Telehealth vs. In-Person Care
While a telehealth visit is better than not seeing your doctor at all, in-person visits are still necessary to stay on top your health and prevent any complications or worse problems down the line.
When you have a chronic rheumatic disease, there can be serious “silent” risks of avoiding medical care. Persistent inflammation that goes unchecked can lead to irreversible joint damage and may impact other parts of your body, like your heart and lungs.
The decision of whether to have an in-person vs. telehealth visit is one you should make with your rheumatologist, but here’s a sense of which health issues are best suited for each kind of visit.
Telehealth Visits Work Best For:
Routine care and follow-up for stable patients who have an established diagnosis, know the rheumatologist well, and have no new symptoms or issues.
Minor flares and stiffness. On a video exam, your doctor can see if you’re having issues with your range of motion or daily function that might then necessitate an in-person visit.
Non-severe medication side effects like fatigue, sleep issues, gastrointestinal issues, or headaches.
RAPID3 questionnaires, or other disease activity measures, can be done via telehealth to inform your rheumatologist about how your condition is doing without the need for blood tests to check inflammation levels.

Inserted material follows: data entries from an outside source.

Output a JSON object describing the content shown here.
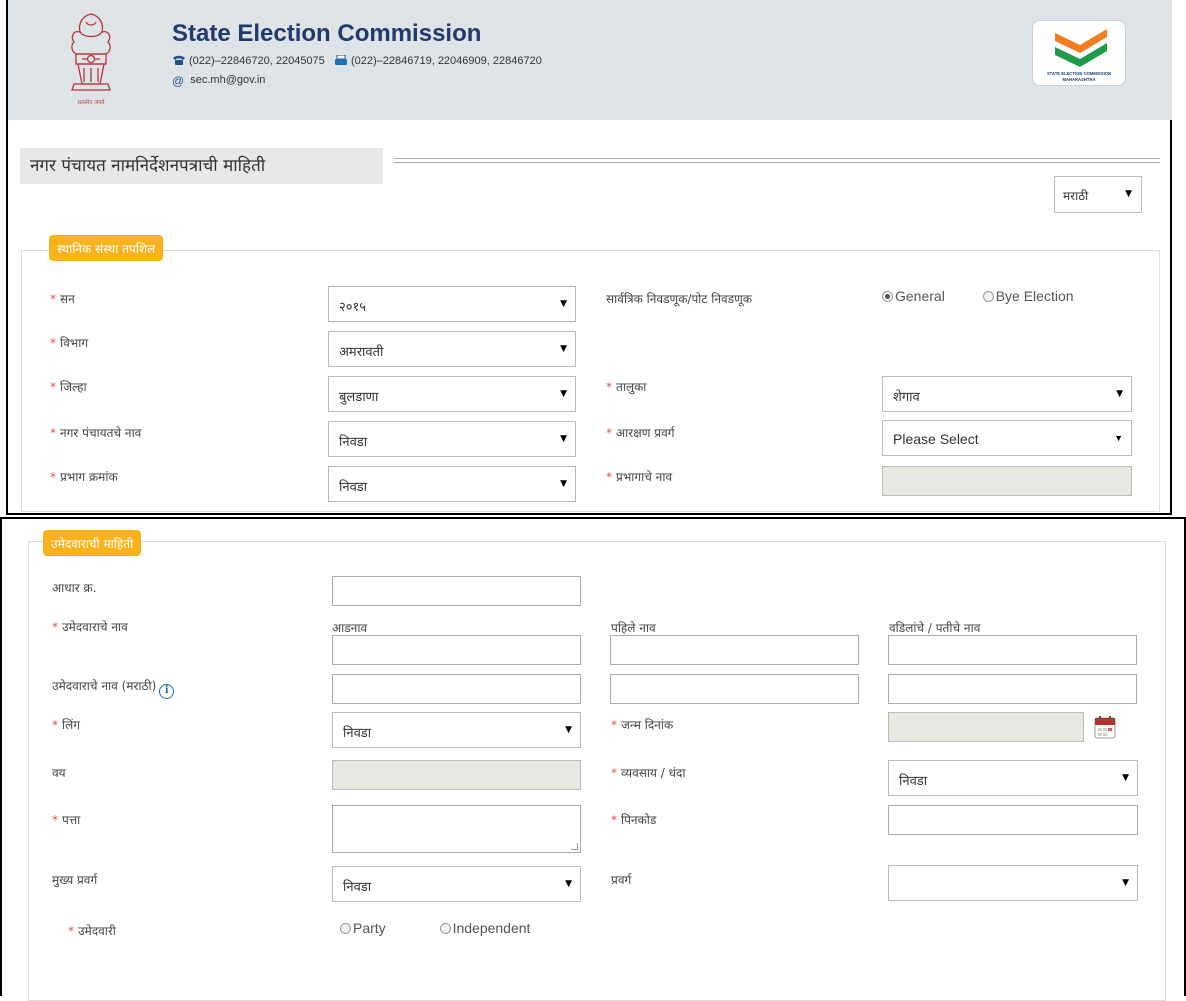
{
  "header": {
    "title": "State Election Commission",
    "phone": "(022)–22846720, 22045075",
    "fax": "(022)–22846719, 22046909, 22846720",
    "email": "sec.mh@gov.in",
    "emblem_motto": "सत्यमेव जयते",
    "logo_text_line1": "STATE ELECTION COMMISSION",
    "logo_text_line2": "MAHARASHTRA"
  },
  "page_title": "नगर पंचायत नामनिर्देशनपत्राची माहिती",
  "language_select": {
    "value": "मराठी"
  },
  "local_body": {
    "legend": "स्थानिक संस्था तपशिल",
    "year": {
      "label": "सन",
      "value": "२०१५"
    },
    "election_type": {
      "label": "सार्वत्रिक निवडणूक/पोट निवडणूक",
      "options": [
        "General",
        "Bye Election"
      ],
      "selected": "General"
    },
    "division": {
      "label": "विभाग",
      "value": "अमरावती"
    },
    "district": {
      "label": "जिल्हा",
      "value": "बुलडाणा"
    },
    "taluka": {
      "label": "तालुका",
      "value": "शेगाव"
    },
    "np_name": {
      "label": "नगर पंचायतचे नाव",
      "value": "निवडा"
    },
    "reservation": {
      "label": "आरक्षण प्रवर्ग",
      "value": "Please Select"
    },
    "ward_no": {
      "label": "प्रभाग क्रमांक",
      "value": "निवडा"
    },
    "ward_name": {
      "label": "प्रभागाचे नाव",
      "value": ""
    }
  },
  "candidate": {
    "legend": "उमेदवाराची माहिती",
    "aadhar": {
      "label": "आधार क्र.",
      "value": ""
    },
    "name": {
      "label": "उमेदवाराचे नाव",
      "surname": "आडनाव",
      "first_name": "पहिले नाव",
      "father_name": "वडिलांचे / पतीचे नाव"
    },
    "name_marathi": {
      "label": "उमेदवाराचे नाव (मराठी)",
      "info_icon": "info-icon"
    },
    "gender": {
      "label": "लिंग",
      "value": "निवडा"
    },
    "dob": {
      "label": "जन्म दिनांक",
      "value": ""
    },
    "age": {
      "label": "वय",
      "value": ""
    },
    "occupation": {
      "label": "व्यवसाय / धंदा",
      "value": "निवडा"
    },
    "address": {
      "label": "पत्ता",
      "value": ""
    },
    "pincode": {
      "label": "पिनकोड",
      "value": ""
    },
    "main_category": {
      "label": "मुख्य प्रवर्ग",
      "value": "निवडा"
    },
    "category": {
      "label": "प्रवर्ग",
      "value": ""
    },
    "candidature": {
      "label": "उमेदवारी",
      "options": [
        "Party",
        "Independent"
      ],
      "selected": ""
    }
  },
  "colors": {
    "legend_bg": "#f7b21c",
    "required": "#d9534f",
    "title": "#1f3a6b",
    "header_bg": "#dde3e6"
  }
}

Some medication adjustments, including changing dosages. However, you still need to get regular blood tests done. Some doctors prefer to discuss bigger medication changes in person, such as starting a new medication or switching from one kind of medication to another (say, going from an oral pill to an injectable biologic).

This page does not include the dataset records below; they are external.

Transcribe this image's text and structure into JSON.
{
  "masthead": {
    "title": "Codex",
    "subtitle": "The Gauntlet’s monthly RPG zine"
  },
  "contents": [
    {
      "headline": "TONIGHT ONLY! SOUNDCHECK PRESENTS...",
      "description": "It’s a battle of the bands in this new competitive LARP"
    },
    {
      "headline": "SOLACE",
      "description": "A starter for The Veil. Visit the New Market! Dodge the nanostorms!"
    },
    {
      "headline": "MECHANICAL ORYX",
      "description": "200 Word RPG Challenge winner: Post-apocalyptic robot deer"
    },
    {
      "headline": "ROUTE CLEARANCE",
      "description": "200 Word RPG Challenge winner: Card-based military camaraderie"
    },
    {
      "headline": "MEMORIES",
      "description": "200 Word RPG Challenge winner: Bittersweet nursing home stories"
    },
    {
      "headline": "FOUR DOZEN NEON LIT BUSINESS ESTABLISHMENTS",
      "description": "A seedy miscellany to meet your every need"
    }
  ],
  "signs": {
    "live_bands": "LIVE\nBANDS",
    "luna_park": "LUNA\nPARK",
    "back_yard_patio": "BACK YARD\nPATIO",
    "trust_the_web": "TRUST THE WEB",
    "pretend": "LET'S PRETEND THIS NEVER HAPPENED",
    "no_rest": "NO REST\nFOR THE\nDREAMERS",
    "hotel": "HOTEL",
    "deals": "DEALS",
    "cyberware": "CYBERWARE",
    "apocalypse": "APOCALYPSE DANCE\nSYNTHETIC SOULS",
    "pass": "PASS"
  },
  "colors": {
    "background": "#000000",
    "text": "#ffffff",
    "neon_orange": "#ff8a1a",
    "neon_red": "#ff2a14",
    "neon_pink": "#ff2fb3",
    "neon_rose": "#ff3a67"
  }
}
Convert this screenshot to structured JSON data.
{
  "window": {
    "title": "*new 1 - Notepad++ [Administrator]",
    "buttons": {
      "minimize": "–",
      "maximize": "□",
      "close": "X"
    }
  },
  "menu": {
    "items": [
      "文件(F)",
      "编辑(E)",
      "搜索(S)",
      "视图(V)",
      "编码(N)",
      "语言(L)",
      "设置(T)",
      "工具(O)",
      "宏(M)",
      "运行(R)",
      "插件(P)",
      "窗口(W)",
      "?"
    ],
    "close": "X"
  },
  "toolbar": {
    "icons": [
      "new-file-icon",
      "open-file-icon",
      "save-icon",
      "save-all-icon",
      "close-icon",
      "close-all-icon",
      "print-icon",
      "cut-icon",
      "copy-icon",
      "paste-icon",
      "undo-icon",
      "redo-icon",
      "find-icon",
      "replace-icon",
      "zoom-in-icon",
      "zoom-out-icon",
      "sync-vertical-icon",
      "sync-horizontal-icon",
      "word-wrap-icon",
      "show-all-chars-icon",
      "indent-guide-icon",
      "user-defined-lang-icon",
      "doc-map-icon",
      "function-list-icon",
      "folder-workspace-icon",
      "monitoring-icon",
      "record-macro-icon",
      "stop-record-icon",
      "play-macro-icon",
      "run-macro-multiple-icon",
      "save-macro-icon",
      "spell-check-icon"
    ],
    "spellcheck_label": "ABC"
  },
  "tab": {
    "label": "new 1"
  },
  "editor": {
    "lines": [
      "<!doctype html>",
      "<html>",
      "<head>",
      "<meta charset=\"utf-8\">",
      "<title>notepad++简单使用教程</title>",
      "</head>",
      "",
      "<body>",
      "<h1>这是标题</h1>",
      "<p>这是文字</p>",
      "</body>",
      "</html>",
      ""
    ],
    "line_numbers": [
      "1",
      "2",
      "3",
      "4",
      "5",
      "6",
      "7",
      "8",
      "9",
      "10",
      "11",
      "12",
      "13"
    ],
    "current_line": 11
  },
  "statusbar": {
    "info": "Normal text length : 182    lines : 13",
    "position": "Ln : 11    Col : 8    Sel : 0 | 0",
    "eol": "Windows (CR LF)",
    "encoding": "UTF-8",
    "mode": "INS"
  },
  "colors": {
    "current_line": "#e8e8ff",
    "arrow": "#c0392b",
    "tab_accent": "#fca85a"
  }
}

In-Person Visits Work Best For:
New Patients. While it is possible for rheumatologists to see new patients via telehealth, many prefer to do so in person, especially if someone does not have an established diagnosis. Your doctor will likely want to perform a physical exam, order imaging and bloodwork, and discuss your personal and family medical history.
Yearly visits. Stable, well-controlled patients can use telehealth for routine checkups, but it’s still a good idea to have at least one annual visit in person.
Lab work. It’s important for your doctor to monitor your bloodwork to make sure your things like your blood count and liver function are healthy, especially if you start a new medication or adjust the dose.
New or worsening symptoms. You know your body best: If something doesn’t feel right, get it checked out. For example, a psoriatic arthritis patient who has worsening ankle pain and concerns of enthesitis (inflammation where tendons and ligaments connect to bones, such as at the Achilles heel) should come in person.
Patients with high-risk disease that involves a vital organ. People who have rheumatoid arthritis with interstitial lung disease, for example, should be seen in person more often than not. Telehealth visits may still be okay for certain situations, but patients whose disease is not well-controlled or who have a lot of comorbidities should not be treated solely through telehealth.
Medications and procedures such as infusions or in-office injections. Patients on biologic infusions need to come into the office regularly, as do patients who need a cortisone shot or a joint aspirated.
This resource was made possible with support from AbbVie, Inc.